**What is expected**.
Search the records for the string "spatial" and copy every line where it turns up.

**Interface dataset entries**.

------------------------------------------------------------------------

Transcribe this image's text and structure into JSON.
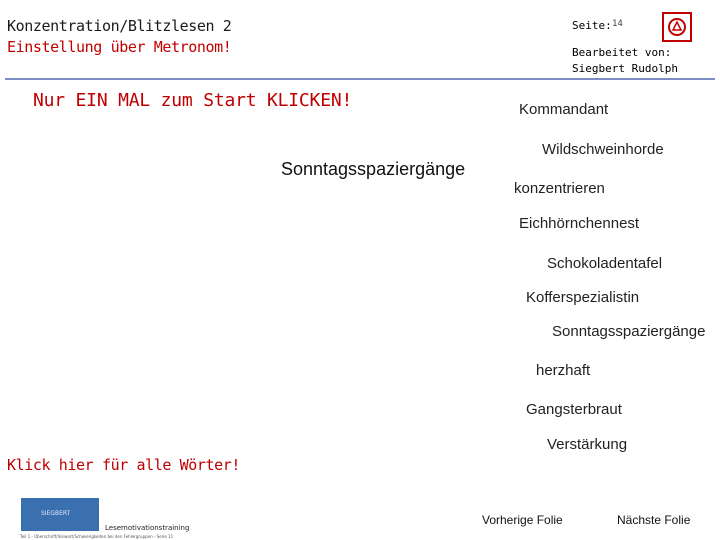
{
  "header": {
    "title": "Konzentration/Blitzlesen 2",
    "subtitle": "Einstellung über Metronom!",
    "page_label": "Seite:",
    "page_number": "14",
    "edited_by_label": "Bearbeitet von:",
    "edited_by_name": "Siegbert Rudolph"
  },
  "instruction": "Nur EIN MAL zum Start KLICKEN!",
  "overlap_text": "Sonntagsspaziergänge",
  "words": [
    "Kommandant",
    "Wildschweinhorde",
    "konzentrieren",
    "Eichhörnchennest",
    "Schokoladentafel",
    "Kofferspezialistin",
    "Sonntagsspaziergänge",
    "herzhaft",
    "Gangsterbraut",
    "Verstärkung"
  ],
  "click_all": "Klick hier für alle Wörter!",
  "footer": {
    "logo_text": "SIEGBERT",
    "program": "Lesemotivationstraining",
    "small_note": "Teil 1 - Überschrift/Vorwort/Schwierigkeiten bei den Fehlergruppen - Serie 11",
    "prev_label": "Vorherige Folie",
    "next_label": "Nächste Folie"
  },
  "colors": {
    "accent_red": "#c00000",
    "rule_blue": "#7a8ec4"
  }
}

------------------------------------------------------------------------

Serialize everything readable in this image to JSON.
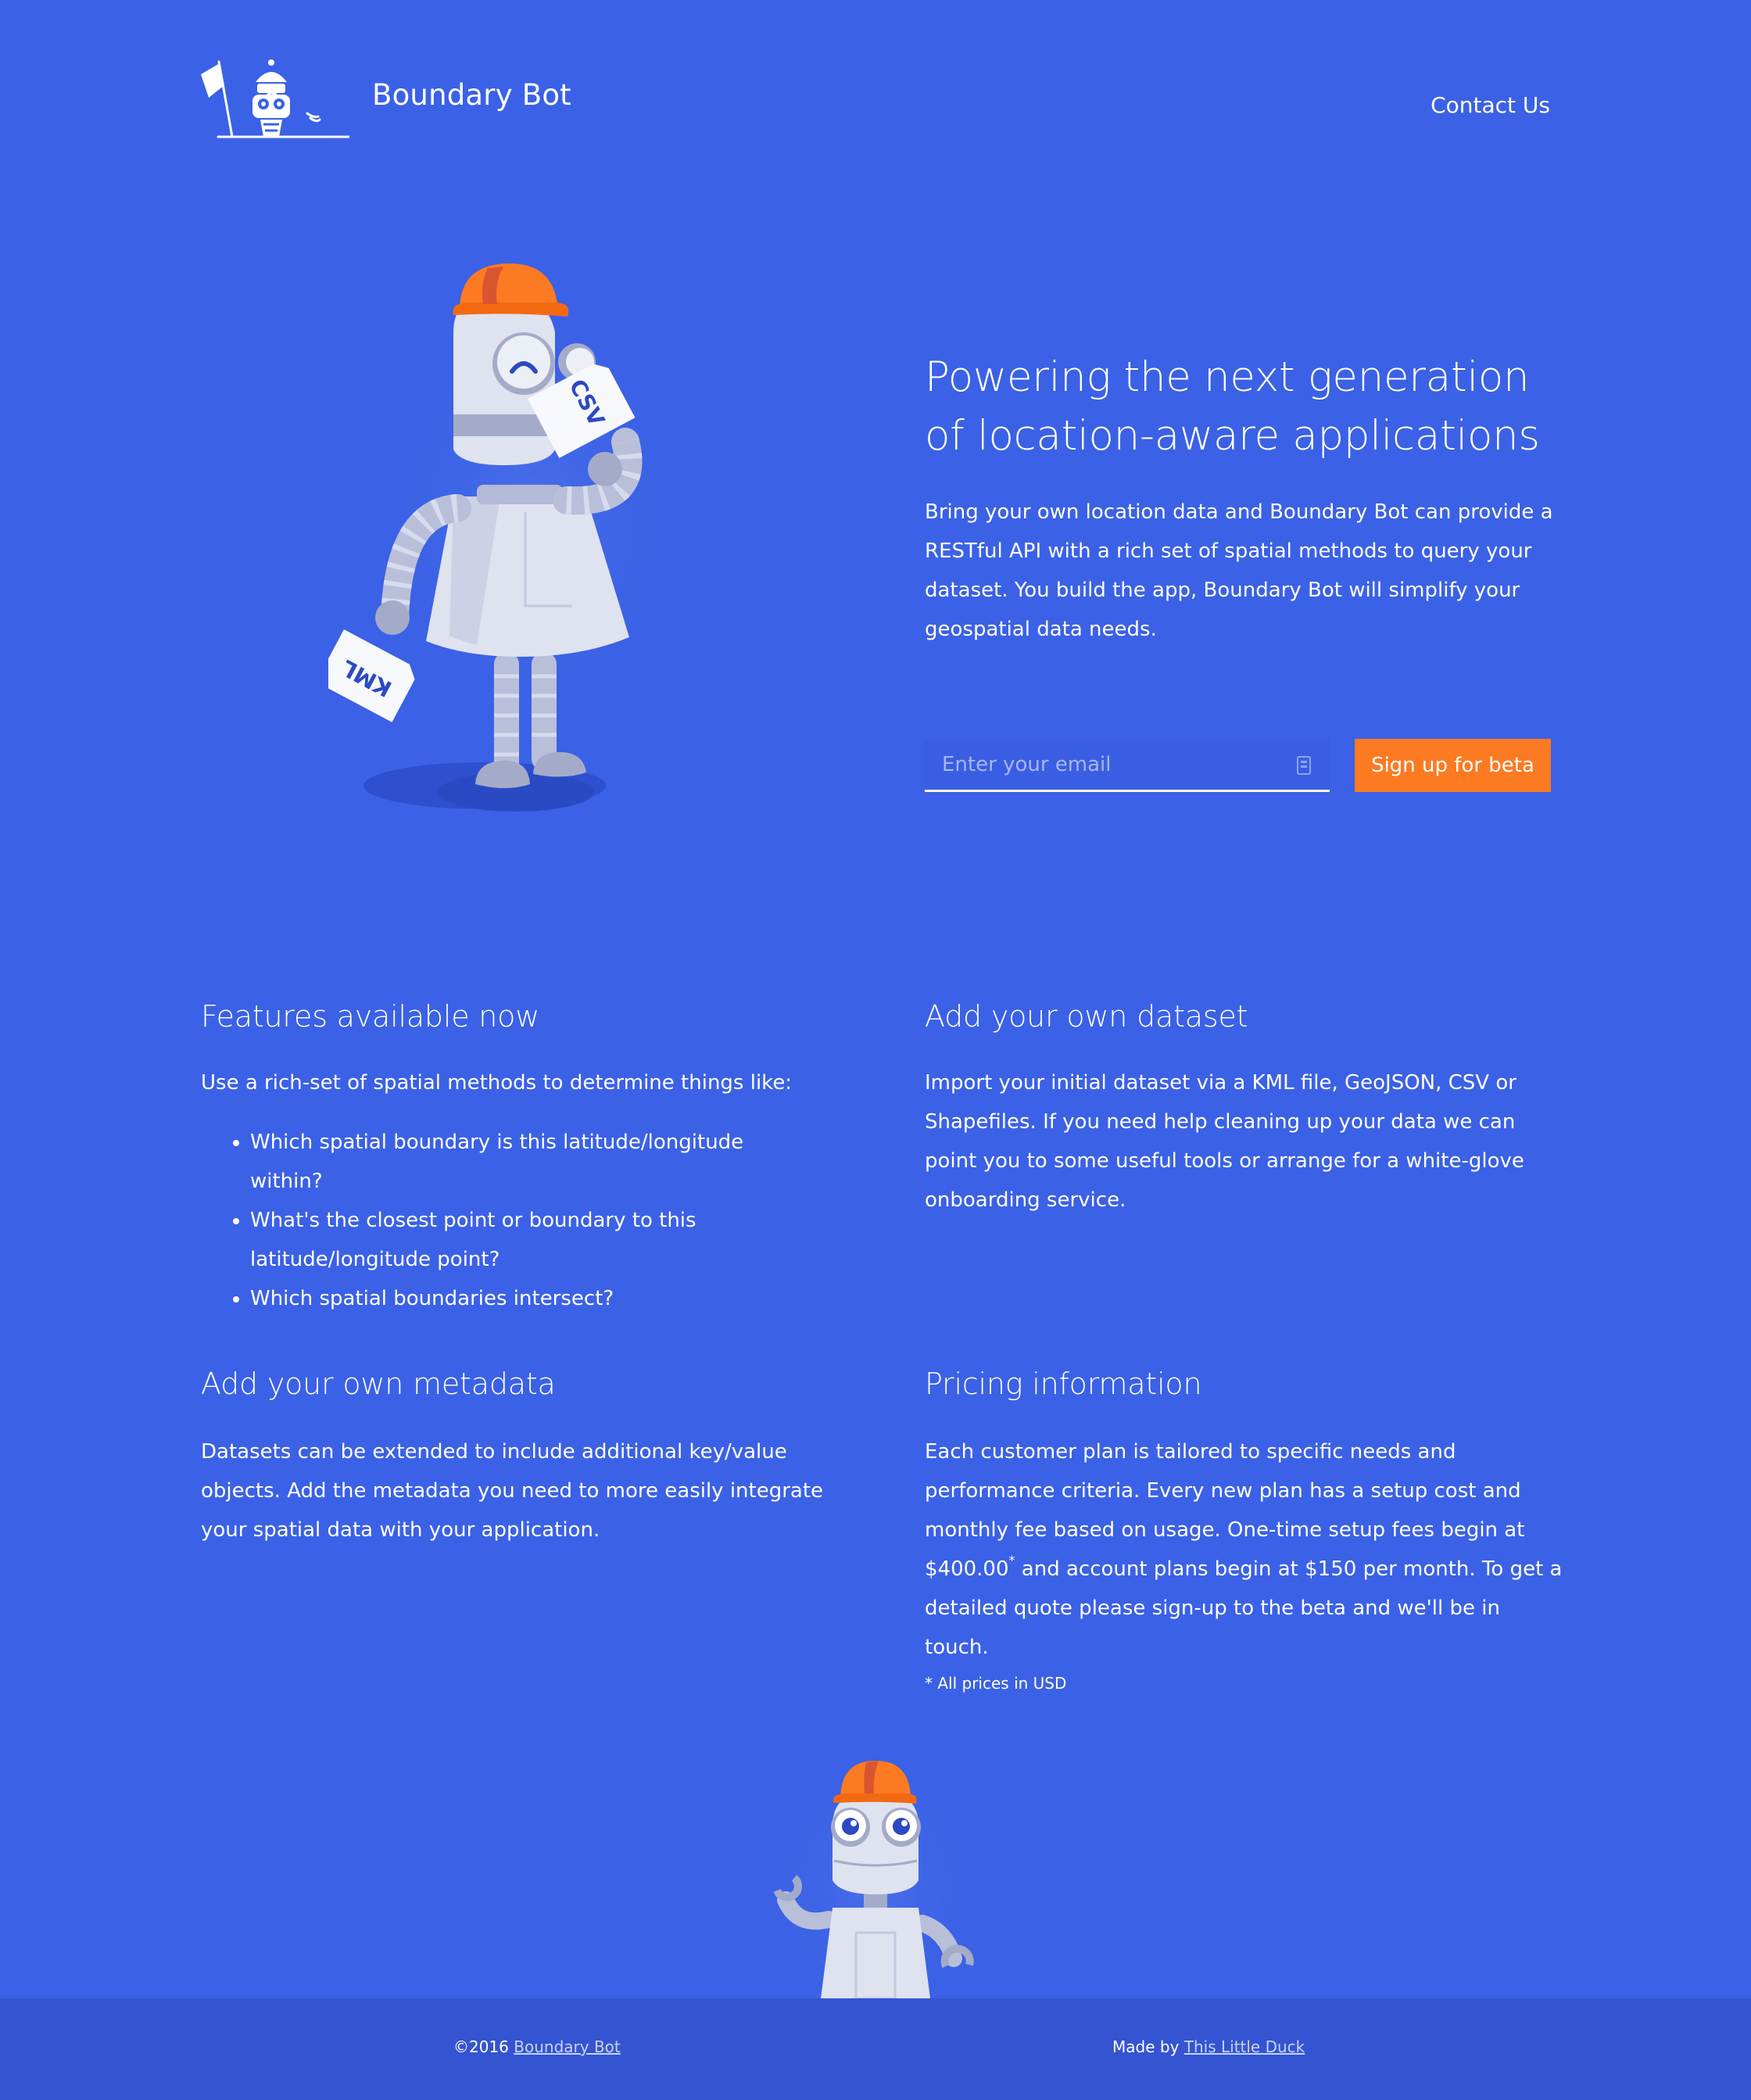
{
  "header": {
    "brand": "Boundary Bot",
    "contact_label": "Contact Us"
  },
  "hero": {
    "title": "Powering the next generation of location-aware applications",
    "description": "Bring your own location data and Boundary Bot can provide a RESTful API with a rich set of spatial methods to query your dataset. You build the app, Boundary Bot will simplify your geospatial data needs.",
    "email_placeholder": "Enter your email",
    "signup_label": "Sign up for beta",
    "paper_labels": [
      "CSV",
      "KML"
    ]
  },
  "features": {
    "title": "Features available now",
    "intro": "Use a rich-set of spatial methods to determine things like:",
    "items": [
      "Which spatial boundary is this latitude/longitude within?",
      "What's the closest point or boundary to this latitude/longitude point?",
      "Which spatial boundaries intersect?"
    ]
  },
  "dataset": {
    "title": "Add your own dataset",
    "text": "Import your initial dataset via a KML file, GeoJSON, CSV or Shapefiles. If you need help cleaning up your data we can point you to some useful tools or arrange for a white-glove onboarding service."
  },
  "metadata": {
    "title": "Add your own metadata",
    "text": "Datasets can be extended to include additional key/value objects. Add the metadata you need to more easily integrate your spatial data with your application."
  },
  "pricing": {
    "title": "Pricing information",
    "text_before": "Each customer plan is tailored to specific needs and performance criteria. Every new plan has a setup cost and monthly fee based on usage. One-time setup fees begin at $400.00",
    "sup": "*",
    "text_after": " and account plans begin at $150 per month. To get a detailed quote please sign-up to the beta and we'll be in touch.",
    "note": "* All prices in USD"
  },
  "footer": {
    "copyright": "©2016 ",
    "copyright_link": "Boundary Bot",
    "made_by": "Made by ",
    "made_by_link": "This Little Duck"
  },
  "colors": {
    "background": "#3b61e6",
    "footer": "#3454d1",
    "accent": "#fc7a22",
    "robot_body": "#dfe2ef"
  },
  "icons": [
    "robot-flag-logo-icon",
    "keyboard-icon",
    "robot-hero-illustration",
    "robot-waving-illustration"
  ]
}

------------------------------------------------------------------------

**Problem solution**.
    "description": "Bring your own location data and Boundary Bot can provide a RESTful API with a rich set of spatial methods to query your dataset. You build the app, Boundary Bot will simplify your geospatial data needs.",
    "intro": "Use a rich-set of spatial methods to determine things like:",
      "Which spatial boundary is this latitude/longitude within?",
      "Which spatial boundaries intersect?"
    "text": "Datasets can be extended to include additional key/value objects. Add the metadata you need to more easily integrate your spatial data with your application."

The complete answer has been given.